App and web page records
=======
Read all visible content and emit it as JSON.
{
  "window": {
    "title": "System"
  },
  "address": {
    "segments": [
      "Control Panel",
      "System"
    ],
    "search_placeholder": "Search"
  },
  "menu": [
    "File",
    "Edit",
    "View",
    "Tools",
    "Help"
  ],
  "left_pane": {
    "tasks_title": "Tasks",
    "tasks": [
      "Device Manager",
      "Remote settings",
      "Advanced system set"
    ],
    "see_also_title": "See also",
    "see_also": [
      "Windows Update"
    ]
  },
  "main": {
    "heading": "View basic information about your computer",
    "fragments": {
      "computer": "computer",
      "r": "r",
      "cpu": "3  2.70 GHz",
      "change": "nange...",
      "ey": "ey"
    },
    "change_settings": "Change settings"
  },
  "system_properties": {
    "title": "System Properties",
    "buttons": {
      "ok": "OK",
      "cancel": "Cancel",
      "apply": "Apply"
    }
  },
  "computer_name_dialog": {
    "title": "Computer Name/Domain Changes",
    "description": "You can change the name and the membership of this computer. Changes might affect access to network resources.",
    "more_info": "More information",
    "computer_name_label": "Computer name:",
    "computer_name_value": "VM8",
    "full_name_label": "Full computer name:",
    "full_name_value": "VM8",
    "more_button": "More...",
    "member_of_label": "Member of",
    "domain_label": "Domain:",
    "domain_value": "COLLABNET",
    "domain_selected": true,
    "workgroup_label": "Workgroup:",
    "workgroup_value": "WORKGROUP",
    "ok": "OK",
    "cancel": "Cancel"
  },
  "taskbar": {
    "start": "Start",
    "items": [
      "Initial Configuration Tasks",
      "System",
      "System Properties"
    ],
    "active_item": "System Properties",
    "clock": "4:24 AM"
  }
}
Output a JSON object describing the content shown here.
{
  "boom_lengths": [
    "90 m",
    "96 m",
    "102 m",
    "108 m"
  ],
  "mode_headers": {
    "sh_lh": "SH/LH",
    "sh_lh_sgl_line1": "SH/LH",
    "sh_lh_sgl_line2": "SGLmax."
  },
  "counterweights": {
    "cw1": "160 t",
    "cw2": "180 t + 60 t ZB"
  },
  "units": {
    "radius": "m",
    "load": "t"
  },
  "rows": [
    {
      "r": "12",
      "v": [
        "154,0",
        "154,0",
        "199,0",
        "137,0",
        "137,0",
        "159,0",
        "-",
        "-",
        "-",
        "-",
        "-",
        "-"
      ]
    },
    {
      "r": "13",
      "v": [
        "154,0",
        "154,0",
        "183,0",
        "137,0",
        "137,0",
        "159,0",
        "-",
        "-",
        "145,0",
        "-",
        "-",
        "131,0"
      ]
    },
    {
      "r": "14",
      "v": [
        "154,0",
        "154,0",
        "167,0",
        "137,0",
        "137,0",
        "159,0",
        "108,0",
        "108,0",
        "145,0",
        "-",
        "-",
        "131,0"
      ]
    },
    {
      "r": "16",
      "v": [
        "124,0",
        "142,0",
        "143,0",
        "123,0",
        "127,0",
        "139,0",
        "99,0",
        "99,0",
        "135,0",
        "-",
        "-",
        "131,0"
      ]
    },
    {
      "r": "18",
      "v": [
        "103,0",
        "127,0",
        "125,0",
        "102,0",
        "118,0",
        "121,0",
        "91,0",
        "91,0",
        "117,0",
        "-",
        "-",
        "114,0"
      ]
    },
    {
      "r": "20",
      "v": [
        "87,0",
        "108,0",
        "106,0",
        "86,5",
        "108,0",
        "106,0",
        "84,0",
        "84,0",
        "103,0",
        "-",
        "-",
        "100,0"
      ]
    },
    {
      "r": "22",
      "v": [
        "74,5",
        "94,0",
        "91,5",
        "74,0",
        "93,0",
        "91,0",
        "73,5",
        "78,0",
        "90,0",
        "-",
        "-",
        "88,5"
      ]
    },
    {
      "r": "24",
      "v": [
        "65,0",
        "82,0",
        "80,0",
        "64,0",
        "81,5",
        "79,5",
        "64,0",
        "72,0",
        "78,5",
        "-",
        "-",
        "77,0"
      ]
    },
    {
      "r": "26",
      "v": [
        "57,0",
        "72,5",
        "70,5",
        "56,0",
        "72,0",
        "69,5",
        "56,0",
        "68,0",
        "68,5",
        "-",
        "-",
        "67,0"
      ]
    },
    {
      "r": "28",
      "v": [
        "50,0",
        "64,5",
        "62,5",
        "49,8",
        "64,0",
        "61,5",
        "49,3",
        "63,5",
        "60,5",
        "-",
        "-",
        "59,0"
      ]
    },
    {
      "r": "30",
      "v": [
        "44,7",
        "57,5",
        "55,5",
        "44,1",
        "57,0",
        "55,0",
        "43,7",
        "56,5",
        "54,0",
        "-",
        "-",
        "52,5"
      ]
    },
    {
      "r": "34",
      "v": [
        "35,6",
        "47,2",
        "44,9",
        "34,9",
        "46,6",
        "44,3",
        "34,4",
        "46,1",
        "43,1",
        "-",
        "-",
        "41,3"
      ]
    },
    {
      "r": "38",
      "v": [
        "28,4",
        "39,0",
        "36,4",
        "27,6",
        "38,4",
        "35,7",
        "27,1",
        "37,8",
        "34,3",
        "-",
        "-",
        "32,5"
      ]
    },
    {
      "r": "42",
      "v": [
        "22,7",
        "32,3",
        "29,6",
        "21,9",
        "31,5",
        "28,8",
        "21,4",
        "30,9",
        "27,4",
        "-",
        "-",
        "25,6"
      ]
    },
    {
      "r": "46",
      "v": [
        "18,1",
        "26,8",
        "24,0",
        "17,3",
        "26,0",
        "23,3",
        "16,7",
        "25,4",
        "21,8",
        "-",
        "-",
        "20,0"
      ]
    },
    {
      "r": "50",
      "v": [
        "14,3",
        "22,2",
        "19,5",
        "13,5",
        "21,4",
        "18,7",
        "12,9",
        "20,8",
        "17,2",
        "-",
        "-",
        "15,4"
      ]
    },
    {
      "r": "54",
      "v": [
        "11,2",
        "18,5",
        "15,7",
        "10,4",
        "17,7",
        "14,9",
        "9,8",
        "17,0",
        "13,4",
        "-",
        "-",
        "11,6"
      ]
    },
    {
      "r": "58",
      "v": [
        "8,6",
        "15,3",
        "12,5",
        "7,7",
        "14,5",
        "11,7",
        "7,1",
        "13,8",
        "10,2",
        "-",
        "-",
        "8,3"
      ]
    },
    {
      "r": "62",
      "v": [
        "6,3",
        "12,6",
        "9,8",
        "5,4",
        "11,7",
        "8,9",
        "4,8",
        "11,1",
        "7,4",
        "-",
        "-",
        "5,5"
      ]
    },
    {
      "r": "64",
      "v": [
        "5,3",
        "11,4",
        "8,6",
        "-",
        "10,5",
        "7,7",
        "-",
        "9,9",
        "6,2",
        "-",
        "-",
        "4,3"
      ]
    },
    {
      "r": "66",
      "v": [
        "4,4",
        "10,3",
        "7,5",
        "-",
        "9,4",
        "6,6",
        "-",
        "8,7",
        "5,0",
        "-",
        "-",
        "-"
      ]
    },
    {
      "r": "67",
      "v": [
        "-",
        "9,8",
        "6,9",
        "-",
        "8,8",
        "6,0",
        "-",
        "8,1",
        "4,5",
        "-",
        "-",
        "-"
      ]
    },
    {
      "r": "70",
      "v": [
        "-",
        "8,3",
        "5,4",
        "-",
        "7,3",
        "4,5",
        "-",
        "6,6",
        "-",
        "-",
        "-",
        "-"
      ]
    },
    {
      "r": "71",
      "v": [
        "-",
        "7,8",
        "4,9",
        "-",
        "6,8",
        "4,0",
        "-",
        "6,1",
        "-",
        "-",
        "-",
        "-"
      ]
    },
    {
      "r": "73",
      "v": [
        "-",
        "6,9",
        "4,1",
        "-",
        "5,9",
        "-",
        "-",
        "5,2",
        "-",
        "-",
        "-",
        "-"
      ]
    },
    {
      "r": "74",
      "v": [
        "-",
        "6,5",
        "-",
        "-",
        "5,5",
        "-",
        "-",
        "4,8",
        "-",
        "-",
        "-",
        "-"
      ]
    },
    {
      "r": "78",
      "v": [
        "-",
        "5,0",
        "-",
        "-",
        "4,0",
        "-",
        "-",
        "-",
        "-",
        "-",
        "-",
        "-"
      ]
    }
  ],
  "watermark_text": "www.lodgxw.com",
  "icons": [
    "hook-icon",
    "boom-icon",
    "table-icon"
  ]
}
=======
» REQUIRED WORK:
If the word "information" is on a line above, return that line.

» SOLUTION:
    "heading": "View basic information about your computer",
    "more_info": "More information",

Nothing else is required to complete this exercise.